The Dallas City council voted on Wednesday to shift an additional $1 million of funding to support nonprofits that work toward reducing homelessness and vagrancy.
The City has struggled to successfully address the homeless and vagrant population in Dallas and has had to deal with armed activists who have prevented services from reaching encampments.
In conversations with The Dallas Express, homeless people have expressed that Dallas “isn’t a bad city to be homeless in.”
Councilmember Gay Donnell Willis from District 13 presented the amendment for the additional money during the final reading and approval of the budget, now sitting at just over $4.7 billion.
“I move to amend the motion by reducing the general fund non-departmental budget and the pension stabilization fund by $1 million,” Willis suggested, “and adding $1 million to the Office of Homeless Solutions’ budget as a one-time funding to support and stabilize smaller emerging nonprofits that make up the homeless provider ecosystem, and increase existing shelter capacity.”
She claimed that funding would “extend the depth and breadth of the nonprofit community that serves this critical need of homelessness in our community.”
Willis explained that the program would be run by a third-party expert who would identify “where filling a funding gap will do more to achieve the City’s objectives about standing up our homeless population to put them on a path to a sheltered, more healthy life.”
Council member Cara Mendelsohn of District 12 seconded the motion and expressed appreciation for the efforts the City has made to address homelessness and vagrancy, “but the truth is, we can’t continue to do it ourselves, and we can’t even do it with the partners as they are today.”
“What we need are stronger partners,” Mendelsohn concluded.

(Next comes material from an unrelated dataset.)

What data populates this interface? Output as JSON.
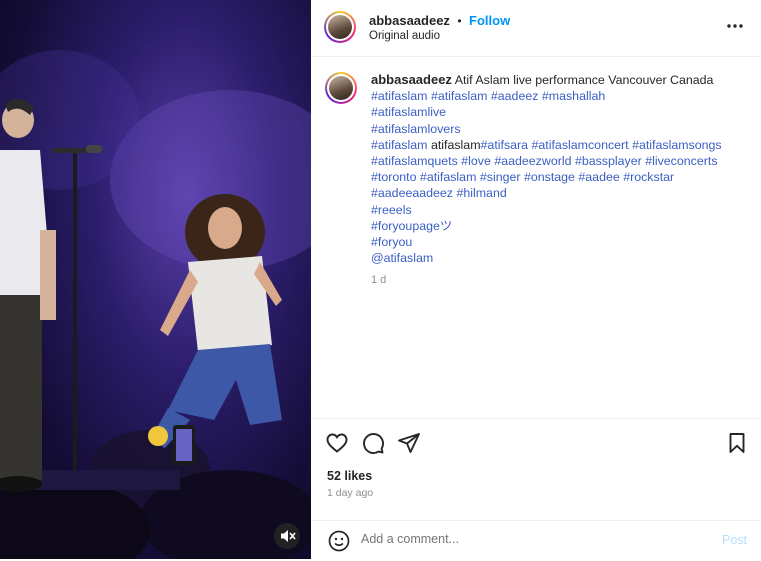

Not everyone was without reservation concerning the idea, however, and several council members around the horseshoe requested additional information from Deputy City Manager Kimberly Bizor Tolbert, who supported the proposal.
District 6’s Omar Narvaez explained, “It feels good, it sounds good, I want to support it, I just have questions.”

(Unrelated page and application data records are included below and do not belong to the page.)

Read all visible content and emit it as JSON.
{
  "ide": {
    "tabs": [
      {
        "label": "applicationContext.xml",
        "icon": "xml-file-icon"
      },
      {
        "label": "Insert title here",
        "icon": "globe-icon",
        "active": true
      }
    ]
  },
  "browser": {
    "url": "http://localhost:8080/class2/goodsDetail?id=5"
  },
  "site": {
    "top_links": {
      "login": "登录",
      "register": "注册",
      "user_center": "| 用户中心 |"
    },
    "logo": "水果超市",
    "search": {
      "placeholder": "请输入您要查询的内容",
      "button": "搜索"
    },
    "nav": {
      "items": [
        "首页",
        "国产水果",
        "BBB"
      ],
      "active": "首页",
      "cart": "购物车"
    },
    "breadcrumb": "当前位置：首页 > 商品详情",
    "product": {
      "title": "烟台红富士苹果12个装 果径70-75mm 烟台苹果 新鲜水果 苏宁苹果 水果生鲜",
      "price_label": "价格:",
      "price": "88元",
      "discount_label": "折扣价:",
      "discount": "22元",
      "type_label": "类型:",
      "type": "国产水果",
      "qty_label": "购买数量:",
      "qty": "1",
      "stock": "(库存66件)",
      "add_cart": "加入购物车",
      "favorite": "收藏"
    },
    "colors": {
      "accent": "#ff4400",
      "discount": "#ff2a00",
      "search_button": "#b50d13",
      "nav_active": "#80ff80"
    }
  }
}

Coming from a nonprofit background, Narvaez was concerned about how a one-time funding infusion might upset the nonprofit ecosystem, causing them to expand budgets beyond a sustainable limit.
Navaraez also asked, “What are we determining as a ‘small’ nonprofit? Because that’s kind of leaving it wide open.” Tolbert admitted that the City had not developed criteria for which entities might be eligible or not.
Tennell Atkins from District 8 emphasized that procedures would need to be in place to ensure that the additional $1 million would indeed go to assisting the homeless instead of getting “ate up” in administrative costs.
District 10’s Adam McGough expressed his reservations, saying, “The City does not have a good record in being able to pick and choose winners … and it’s concerning.”
“I’m going to trust that it’s going to work in the right way, but I do have concerns about this,” he continued.
Adam West of District 1 looked at the broader picture, suggesting, “It seems like no matter what we put into it continues to be a challenge for us, but as we continue to grow as a city and a region, the challenge is just going to get harder and harder.
“When we are putting this kind of money into it, there is an endgame here, and the endgame is to keep people out of homelessness,” West insisted, expressing his desire that Dallas “not turn into these cities in California or on the East Coast where there is this chronic homelessness problem that is just not being addressed.”
Paul Ridley of District 14 questioned why money should be funneled to small nonprofits instead of more established institutions with a demonstrated track record and infrastructure to provide care.
“I question whether the small nonprofits have the discipline and the rigor of for-profit businesses in that if they don’t make money, they don’t survive,” he suggested. “Anybody can start a nonprofit who has good intentions but may not have management skills, may not have the vision or the capabilities to operate an effective nonprofit.”
Ultimately, however, the amendment was adopted, and the budget was passed unanimously.